▶ **TASK INSTRUCTIONS**
Go through the entries, filter for the word "link", and copy every line that has it.

[Dataset rows for apps and sites]
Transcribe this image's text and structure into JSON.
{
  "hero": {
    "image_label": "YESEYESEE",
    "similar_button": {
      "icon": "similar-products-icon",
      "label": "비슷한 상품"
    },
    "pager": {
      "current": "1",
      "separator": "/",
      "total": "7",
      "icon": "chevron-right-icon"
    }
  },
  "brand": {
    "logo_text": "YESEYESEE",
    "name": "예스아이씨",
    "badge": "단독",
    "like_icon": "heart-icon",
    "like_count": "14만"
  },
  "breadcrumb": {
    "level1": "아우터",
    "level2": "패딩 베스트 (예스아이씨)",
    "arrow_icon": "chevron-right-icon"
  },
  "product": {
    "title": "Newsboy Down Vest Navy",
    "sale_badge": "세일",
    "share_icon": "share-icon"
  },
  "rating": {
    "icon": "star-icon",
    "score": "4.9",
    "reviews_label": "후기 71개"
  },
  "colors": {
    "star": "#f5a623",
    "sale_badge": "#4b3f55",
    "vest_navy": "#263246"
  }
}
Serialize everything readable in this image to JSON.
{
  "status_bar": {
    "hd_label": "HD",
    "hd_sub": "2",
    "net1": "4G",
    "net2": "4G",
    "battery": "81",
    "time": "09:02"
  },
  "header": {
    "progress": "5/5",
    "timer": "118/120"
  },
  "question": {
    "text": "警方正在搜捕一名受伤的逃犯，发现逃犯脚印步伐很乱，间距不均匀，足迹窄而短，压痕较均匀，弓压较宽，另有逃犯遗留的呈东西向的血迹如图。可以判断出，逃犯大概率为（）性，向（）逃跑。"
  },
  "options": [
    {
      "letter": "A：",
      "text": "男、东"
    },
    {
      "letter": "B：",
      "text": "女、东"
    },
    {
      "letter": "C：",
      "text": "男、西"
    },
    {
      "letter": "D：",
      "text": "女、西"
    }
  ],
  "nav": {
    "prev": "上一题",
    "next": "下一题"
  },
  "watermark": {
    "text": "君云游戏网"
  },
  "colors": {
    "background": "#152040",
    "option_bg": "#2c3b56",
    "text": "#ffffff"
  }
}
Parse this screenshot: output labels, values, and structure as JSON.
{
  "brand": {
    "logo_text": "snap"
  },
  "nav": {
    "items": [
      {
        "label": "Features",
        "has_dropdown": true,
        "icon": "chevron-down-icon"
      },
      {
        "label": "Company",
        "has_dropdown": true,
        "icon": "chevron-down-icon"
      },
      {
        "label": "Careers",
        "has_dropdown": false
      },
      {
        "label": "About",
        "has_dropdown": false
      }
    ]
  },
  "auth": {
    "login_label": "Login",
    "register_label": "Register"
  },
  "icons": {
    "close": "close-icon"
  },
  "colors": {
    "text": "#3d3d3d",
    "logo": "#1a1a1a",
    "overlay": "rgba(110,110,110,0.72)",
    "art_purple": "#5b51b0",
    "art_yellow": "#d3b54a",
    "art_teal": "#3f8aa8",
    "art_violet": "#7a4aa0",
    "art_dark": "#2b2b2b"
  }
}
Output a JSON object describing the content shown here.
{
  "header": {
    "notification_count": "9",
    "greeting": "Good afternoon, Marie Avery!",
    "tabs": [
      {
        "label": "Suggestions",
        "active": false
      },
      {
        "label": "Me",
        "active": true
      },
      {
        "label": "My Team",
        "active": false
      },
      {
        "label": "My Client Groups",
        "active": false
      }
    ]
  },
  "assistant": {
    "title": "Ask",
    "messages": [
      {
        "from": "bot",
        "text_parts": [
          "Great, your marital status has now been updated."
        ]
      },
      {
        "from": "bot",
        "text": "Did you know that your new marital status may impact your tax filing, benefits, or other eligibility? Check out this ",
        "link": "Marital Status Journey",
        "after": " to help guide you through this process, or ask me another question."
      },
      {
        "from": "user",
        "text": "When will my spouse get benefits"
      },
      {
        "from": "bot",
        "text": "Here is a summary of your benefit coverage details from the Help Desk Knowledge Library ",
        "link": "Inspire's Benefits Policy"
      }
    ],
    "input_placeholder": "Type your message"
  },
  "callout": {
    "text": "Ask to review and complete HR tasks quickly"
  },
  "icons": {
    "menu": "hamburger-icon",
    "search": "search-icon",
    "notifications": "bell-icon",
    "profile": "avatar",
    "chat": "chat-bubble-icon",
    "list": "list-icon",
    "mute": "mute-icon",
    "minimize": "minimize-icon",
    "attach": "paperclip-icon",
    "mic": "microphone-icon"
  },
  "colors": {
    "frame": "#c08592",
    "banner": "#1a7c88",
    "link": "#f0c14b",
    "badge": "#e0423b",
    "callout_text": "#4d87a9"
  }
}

▶ **RESULT BELOW**
        "link": "Marital Status Journey",
        "link": "Inspire's Benefits Policy"
    "link": "#f0c14b",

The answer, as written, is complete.